**ABOUT THIS EXERCISE:**
Every line with the word "title" in it should be extracted from the data that follows.

**DATA LISTING:**
╔══

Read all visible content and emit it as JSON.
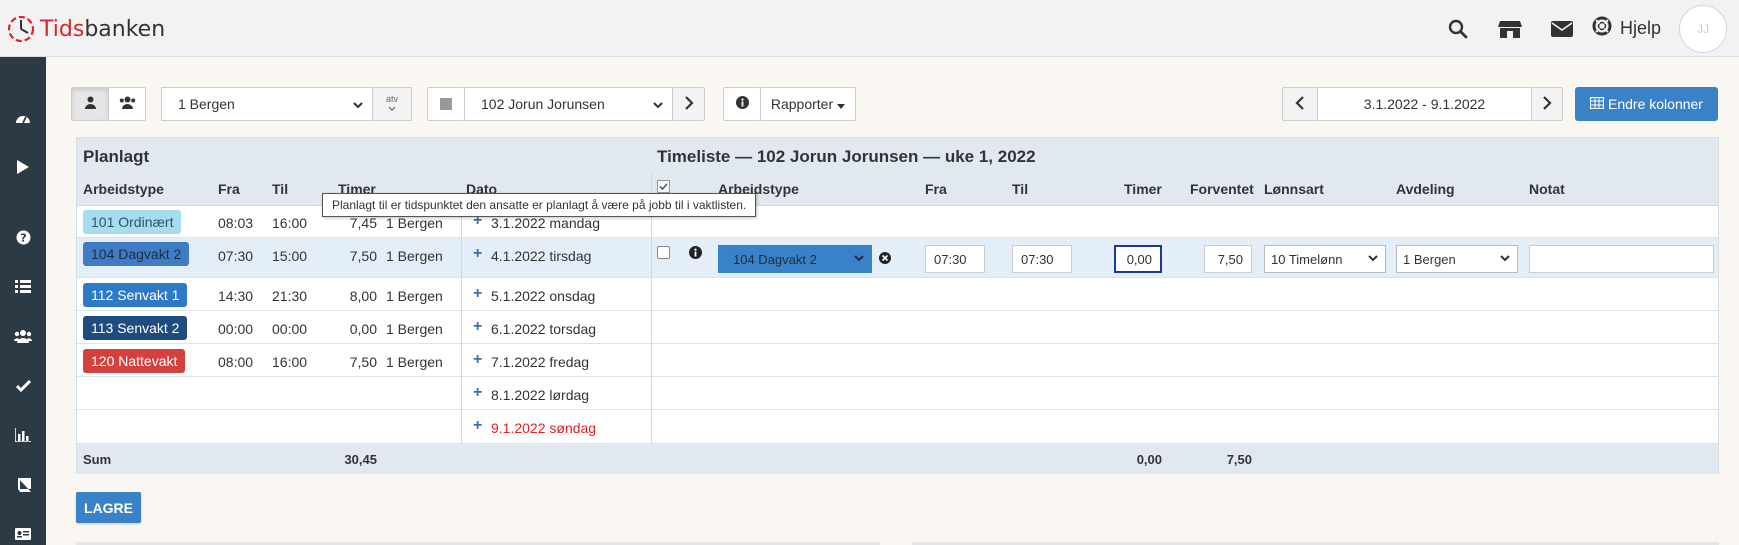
{
  "brand": {
    "part1": "Tids",
    "part2": "banken"
  },
  "header": {
    "icons": [
      "search-icon",
      "store-icon",
      "envelope-icon",
      "lifebuoy-icon"
    ],
    "help_label": "Hjelp",
    "avatar_initials": "JJ"
  },
  "sidebar": {
    "icons": [
      "dashboard-icon",
      "play-icon",
      "question-icon",
      "list-icon",
      "users-icon",
      "check-icon",
      "bar-chart-icon",
      "book-icon",
      "id-card-icon"
    ]
  },
  "toolbar": {
    "department": "1 Bergen",
    "atv_label": "atv",
    "employee": "102 Jorun Jorunsen",
    "reports_label": "Rapporter",
    "date_range": "3.1.2022 - 9.1.2022",
    "change_columns_label": "Endre kolonner"
  },
  "planned": {
    "title": "Planlagt",
    "headers": {
      "type": "Arbeidstype",
      "from": "Fra",
      "to": "Til",
      "hours": "Timer",
      "date": "Dato"
    },
    "rows": [
      {
        "type": "101 Ordinært",
        "color": "#a7dcee",
        "textcolor": "#2c5566",
        "from": "08:03",
        "to": "16:00",
        "hours": "7,45",
        "dept": "1 Bergen",
        "date": "3.1.2022 mandag"
      },
      {
        "type": "104 Dagvakt 2",
        "color": "#3f7cc4",
        "textcolor": "#1c2e4a",
        "from": "07:30",
        "to": "15:00",
        "hours": "7,50",
        "dept": "1 Bergen",
        "date": "4.1.2022 tirsdag"
      },
      {
        "type": "112 Senvakt 1",
        "color": "#2f7ac7",
        "textcolor": "#ffffff",
        "from": "14:30",
        "to": "21:30",
        "hours": "8,00",
        "dept": "1 Bergen",
        "date": "5.1.2022 onsdag"
      },
      {
        "type": "113 Senvakt 2",
        "color": "#1f4c7e",
        "textcolor": "#ffffff",
        "from": "00:00",
        "to": "00:00",
        "hours": "0,00",
        "dept": "1 Bergen",
        "date": "6.1.2022 torsdag"
      },
      {
        "type": "120 Nattevakt",
        "color": "#d2413d",
        "textcolor": "#ffffff",
        "from": "08:00",
        "to": "16:00",
        "hours": "7,50",
        "dept": "1 Bergen",
        "date": "7.1.2022 fredag"
      },
      {
        "type": "",
        "color": "",
        "textcolor": "",
        "from": "",
        "to": "",
        "hours": "",
        "dept": "",
        "date": "8.1.2022 lørdag"
      },
      {
        "type": "",
        "color": "",
        "textcolor": "",
        "from": "",
        "to": "",
        "hours": "",
        "dept": "",
        "date": "9.1.2022 søndag"
      }
    ],
    "sunday_color": "#e02020",
    "sum_label": "Sum",
    "sum_hours": "30,45"
  },
  "timesheet": {
    "title": "Timeliste — 102 Jorun Jorunsen — uke 1, 2022",
    "headers": {
      "type": "Arbeidstype",
      "from": "Fra",
      "to": "Til",
      "hours": "Timer",
      "expected": "Forventet",
      "pay_type": "Lønnsart",
      "dept": "Avdeling",
      "note": "Notat"
    },
    "entry": {
      "type": "104 Dagvakt 2",
      "from": "07:30",
      "to": "07:30",
      "hours": "0,00",
      "expected": "7,50",
      "pay_type": "10 Timelønn",
      "dept": "1 Bergen",
      "note": ""
    },
    "sum_hours": "0,00",
    "sum_expected": "7,50"
  },
  "tooltip": "Planlagt til er tidspunktet den ansatte er planlagt å være på jobb til i vaktlisten.",
  "save_label": "LAGRE"
}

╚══

**RESULT OF THE TASK:**
    "title": "Planlagt",
    "title": "Timeliste — 102 Jorun Jorunsen — uke 1, 2022",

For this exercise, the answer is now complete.